In the end, this endearing play, directed with great care by Karen Kohlhaas, beautifully explicates the uniquely human struggle to apply order to the chaos and morass of dysfunction that is our species' unvarnished reality. Sadly, no matter how hard we try, all we can do is the best we can, and that, for all the inherent frustration it creates, is deeply touching.
Dysfunction of a very different sort is at the center of “Jollyship the Whiz-Bang,” a “pirate puppet rock odyssey,” now at Ars Nova. An explosion of manic genius, this completely twisted – in the most jaw-dropping and awe-inspiring way – piece combines puppetry, a spectacular hard rock score, and a stellar level of wit to create one of the freshest and most original pieces I've seen in ages.
The show was created by Raja Azar and Nick Jones, who fronts the band and provides the voice of the gay, alcoholic, and maniacal Captain Clamp, a deliciously grotesque puppet pirate leading his men on the quest to find Party Island. “Jollyship,” a high intensity show, intersperses bursts of demented narrative about Clamp, his pirate band, a cabin boy he loved and lost, and his quest for spiritual enlightenment with a talking crab, with original and complex rock and songs that comment on the action.
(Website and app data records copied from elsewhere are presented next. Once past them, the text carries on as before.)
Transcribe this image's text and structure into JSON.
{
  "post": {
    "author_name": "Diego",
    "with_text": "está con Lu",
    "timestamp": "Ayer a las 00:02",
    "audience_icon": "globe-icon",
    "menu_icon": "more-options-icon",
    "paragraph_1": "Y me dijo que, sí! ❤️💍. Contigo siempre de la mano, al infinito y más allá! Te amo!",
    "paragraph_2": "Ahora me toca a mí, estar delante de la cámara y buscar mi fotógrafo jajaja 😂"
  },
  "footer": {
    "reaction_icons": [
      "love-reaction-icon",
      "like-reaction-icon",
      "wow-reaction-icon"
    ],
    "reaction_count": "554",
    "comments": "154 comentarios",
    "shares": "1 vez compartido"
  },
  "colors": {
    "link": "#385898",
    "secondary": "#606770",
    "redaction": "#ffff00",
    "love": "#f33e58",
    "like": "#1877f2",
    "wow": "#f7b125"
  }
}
My favorites were “Pack Light for Paradise” and the theme song “Party Island,” though there isn't a clunker in the bunch. Moreover, Jones, an incandescent and galvanizing performer, Azar, and their energetic company perform with precision and clarity that makes every word intelligible and as directed by Sam Gold, creates a ripping good time.
The combination of raw talent, fierce intelligence, and totally whacked out storytelling, make this a show that cries out for an extended run. Hooray for Ars Nova for finding and developing this. Get in on the party, even if you have to stow away.
BODY AWARENESS | Atlantic Theater Company Stage 2, 330 W. 16th St. | Tue.-Sat., 8 p.m.; Sat, 2 p.m.; Sun., 3 p.m. through Jun. 22 | $45; 212-279-4200
JOLLYSHIP THE WHIZ-BANG| Ars Nova, 511 W. 54th St. | Wed.-Sat., 8 p.m. through Jun. 28 | $25; 212-868-4444